If there is one thing this novel will tell you, it is that island life, no matter how picturesque the dressing, is far from romantic. Islanders can harbour the deepest of secrets, iron-clad bonds, and grudges that seem ancient as the Classics.
Le Devin, the setting of the book, is split into two sides: La Houssinière, prosperous, tourist-friendly, and claiming the most habitable part of the island; and Les Salants, a poor fishing village with little to recommend it to the tourists that descend on the island each year. It is no surprise that rivalry has existed between the two communities for as long as anyone can remember, mainly thanks to La Houssinière's complete control over the island's only beach, the main source of prosperity.
It is into this community that Mado, the book's protagonist, enters. Returning to the home that she left when she was small in order to care for her father, she quickly sees that Les Salants is suffering from an almost incurable sense of hopelessness, and desperately wants to wake it up. She meets Flynn, someone not from Le Devin but is treated as one of Les Salants, anyway, and tries to reacquaint herself with the small community. She quickly learns to distrust Claude Brismand, a La Houssinere entrepreneur who essentially seeks to own the whole island, and openly allies herself with Les Salants with the hope that in doing so, they will allow her to help them rejuvenate their part of the island.

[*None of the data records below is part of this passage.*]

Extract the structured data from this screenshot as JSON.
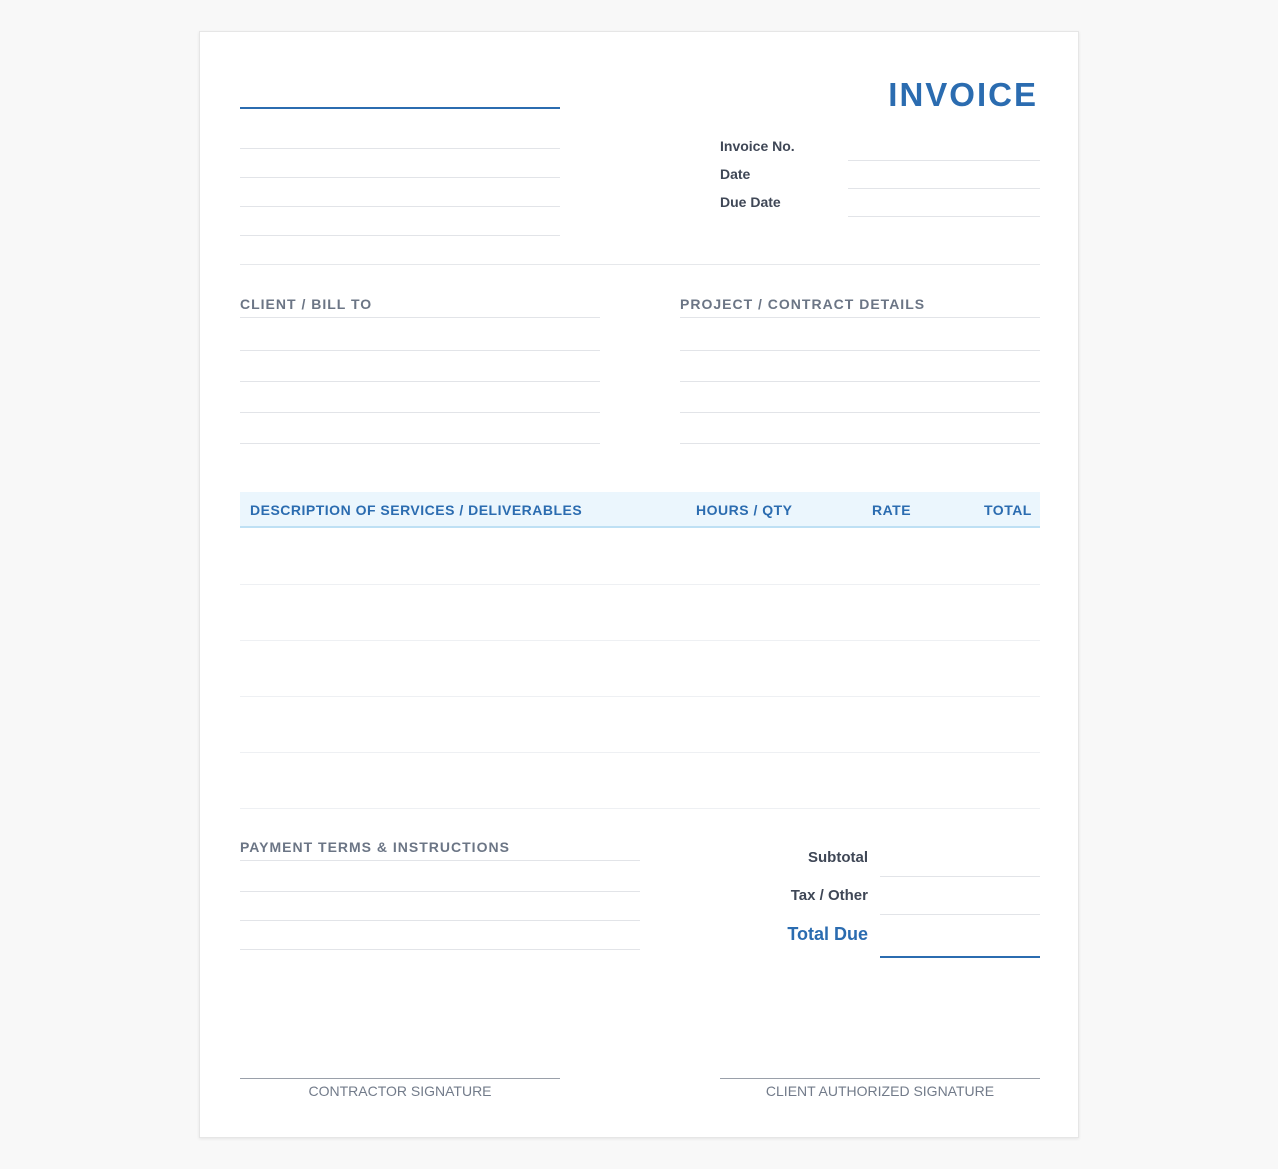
{
  "document": {
    "title": "INVOICE",
    "meta": {
      "invoice_no_label": "Invoice No.",
      "date_label": "Date",
      "due_date_label": "Due Date"
    },
    "sections": {
      "client_label": "CLIENT / BILL TO",
      "project_label": "PROJECT / CONTRACT DETAILS"
    },
    "table": {
      "columns": [
        "DESCRIPTION OF SERVICES / DELIVERABLES",
        "HOURS / QTY",
        "RATE",
        "TOTAL"
      ]
    },
    "payment": {
      "label": "PAYMENT TERMS & INSTRUCTIONS"
    },
    "totals": {
      "subtotal_label": "Subtotal",
      "tax_label": "Tax / Other",
      "total_due_label": "Total Due"
    },
    "signatures": {
      "contractor_label": "CONTRACTOR SIGNATURE",
      "client_label": "CLIENT AUTHORIZED SIGNATURE"
    },
    "colors": {
      "accent": "#2b6cb0",
      "header_bg": "#ebf6fd",
      "muted_text": "#6b7585",
      "rule": "#e2e4e8"
    }
  }
}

It's easy to get swept along in Harris' evocative style, despite the oppressiveness that you can feel at the lack of hope in Les Salants. You can almost taste the salty air, feel the crisp breeze, and your heart aches at the thought of the Les Salants community dying because no one knows how to fix it, or is willing to find out why. However, Harris gradually starts to inject hope like a drip feed. Mado finds out what is happening to the beach and works with Flynn to find a solution; the beloved Saint, lost in the sea at her own festival, miraculously returns; the rivalries within Les Salants itself is put aside for the sake of banding together and doing what they can to put Les Salants on the map. But just when everything is going swimmingly, disaster strikes. Betrayals, hurts, secrets come out into the open and you wonder why they bothered putting in the effort in the first place.
It's a story that can never have a true ending, only a kind of pause, and Harris chooses the pause well. It's difficult to say goodbye to the characters, for whom you feel admiration and pity in equal measure, as you want to know that they're going to be okay. Yet, their lives will go on; it's just unfortunate that we don't get to witness it.

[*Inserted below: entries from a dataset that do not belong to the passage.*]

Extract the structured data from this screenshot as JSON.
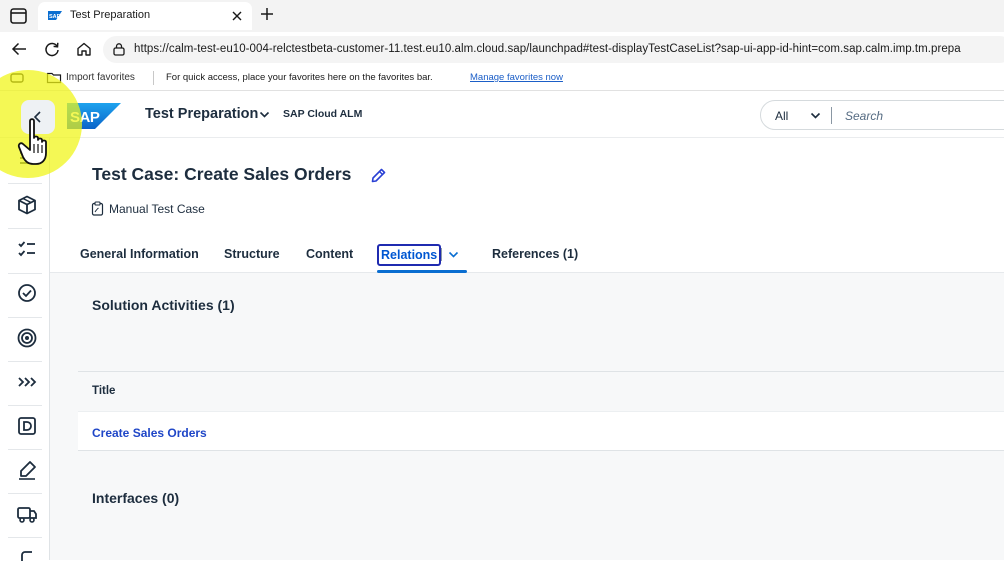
{
  "browser": {
    "tab_title": "Test Preparation",
    "url": "https://calm-test-eu10-004-relctestbeta-customer-11.test.eu10.alm.cloud.sap/launchpad#test-displayTestCaseList?sap-ui-app-id-hint=com.sap.calm.imp.tm.prepa",
    "favorites": {
      "import_label": "Import favorites",
      "hint": "For quick access, place your favorites here on the favorites bar.",
      "manage_link": "Manage favorites now"
    }
  },
  "shell": {
    "app_title": "Test Preparation",
    "product": "SAP Cloud ALM",
    "search": {
      "scope": "All",
      "placeholder": "Search"
    },
    "brand_color": "#0a6ed1"
  },
  "sidenav": {
    "items": [
      "list-icon",
      "box-icon",
      "checklist-icon",
      "verified-icon",
      "target-icon",
      "chevrons-right-icon",
      "display-icon",
      "signature-icon",
      "shipping-icon",
      "more-icon"
    ]
  },
  "object": {
    "title": "Test Case: Create Sales Orders",
    "type": "Manual Test Case"
  },
  "tabs": {
    "general": "General Information",
    "structure": "Structure",
    "content": "Content",
    "relations": "Relations",
    "references": "References (1)",
    "selected": "Relations"
  },
  "sections": {
    "solution_activities": {
      "title": "Solution Activities (1)",
      "columns": [
        "Title"
      ],
      "rows": [
        {
          "title": "Create Sales Orders"
        }
      ]
    },
    "interfaces": {
      "title": "Interfaces (0)"
    }
  }
}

Thursday, 9 April 2015
This is an old favourite that I pick up every once in a while, but had never reviewed properly. I read it again whilst on a coach to London for a school trip just before Easter - let's just say the journeys there and back were long enough for me to complete the whole book on those two legs!

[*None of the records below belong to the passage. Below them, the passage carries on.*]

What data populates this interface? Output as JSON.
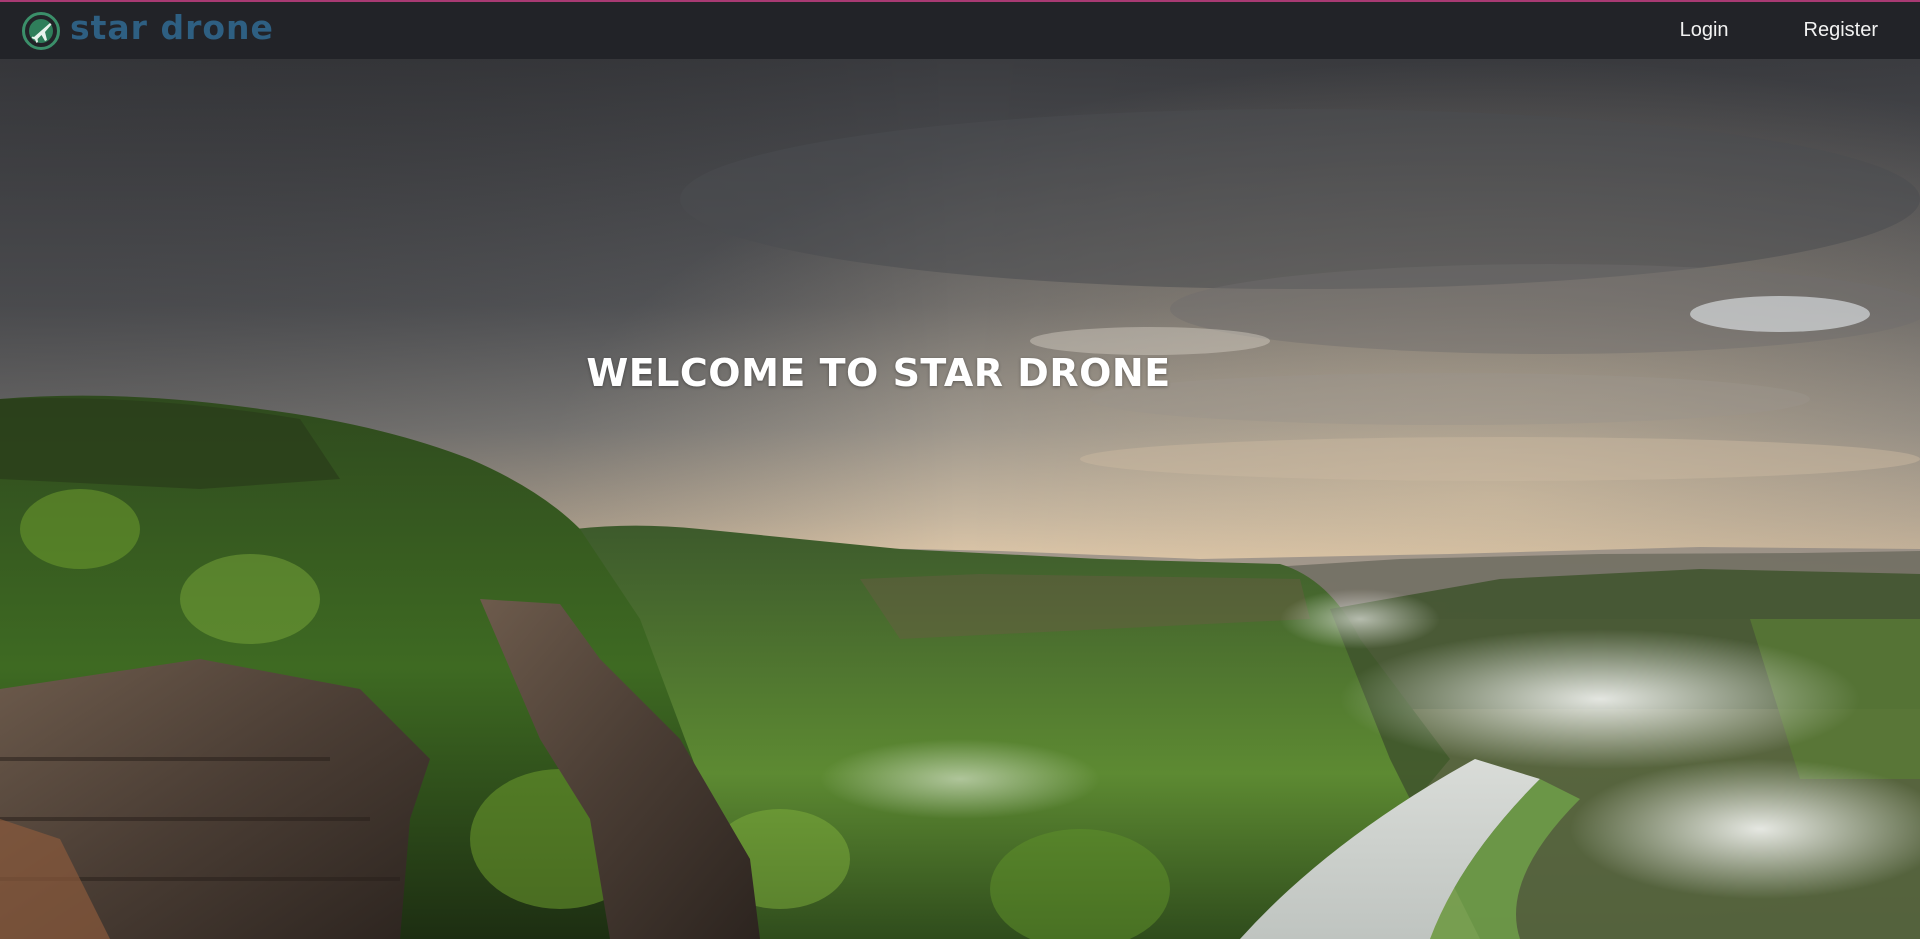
{
  "navbar": {
    "brand_text": "star drone",
    "brand_icon": "airplane-circle-icon",
    "links": [
      {
        "label": "Login"
      },
      {
        "label": "Register"
      }
    ],
    "colors": {
      "background": "#222328",
      "accent_top_border": "#a83a73",
      "brand": "#2e5f82",
      "link": "#f2f2f2"
    }
  },
  "hero": {
    "title": "WELCOME TO STAR DRONE",
    "background_image": "landscape-photo",
    "title_color": "#ffffff"
  }
}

Vianne Rocher and her daughter, Anouk, arrive in Lansquenet-sous-Tannes on the day of a merry carnival, just before the Lenten period begins. Vianne and Anouk travel where the wind takes them, and may have even passed through Lansquenet in favour of another location had the carnival not enabled them to take notice. Anouk is begging to stay and Vianne agrees. They rent a property and work on opening a Chocolaterie, much to the dismay of the local priest, Reynaud. On the surface, the ensuing battle seems to be between tradition versus change, but as the story progresses it becomes much deeper - as Reynaud sees it, the might of the Church being challenged by pagan beliefs that he believes will tear his flock away. Vianne hopes that the two could live side-by-side but she is not naive. She knows what her choices can cost in such a tight-knit, devout (on the surface) community. Nevertheless, she sticks to her choices and makes great friends. She becomes instrumental in the transformation of people and relationships - Josephine Muscat, Armande and her grandson, and much-needed welcome to the travelling community who stop briefly in Lansquenet, much to the dismay of Reynaud and his cronies. She quietly shakes things up and encourages people to think differently - not necessarily swaying them from their beliefs but merely to look at things for themselves rather than through Reynaud's lenses. It's a good lesson to anyone with faith or no faith, and certainly was to me.
From the very first page, this book is a feast for the senses. Everything that Harris describes, you wish it were in front of you at that moment to devour. She blends in magical, ancient twists to the very process of Vianne's chocolate-making - Vianne relates how her mother would have decried this as a waste of talent, but Vianne is content. She knows it makes people happy, and, moreover, it makes her happy. This time around reading the book made me wish even more that I could find Vianne, drink some of her hot chocolate, have her guess my favourites and show me something that I'm missing. There are so many ways to read this book, so many messages you can take from it. It's one of those stories where you can find something different with each read. Most certainly a keeper for the bookshelves, and the soul.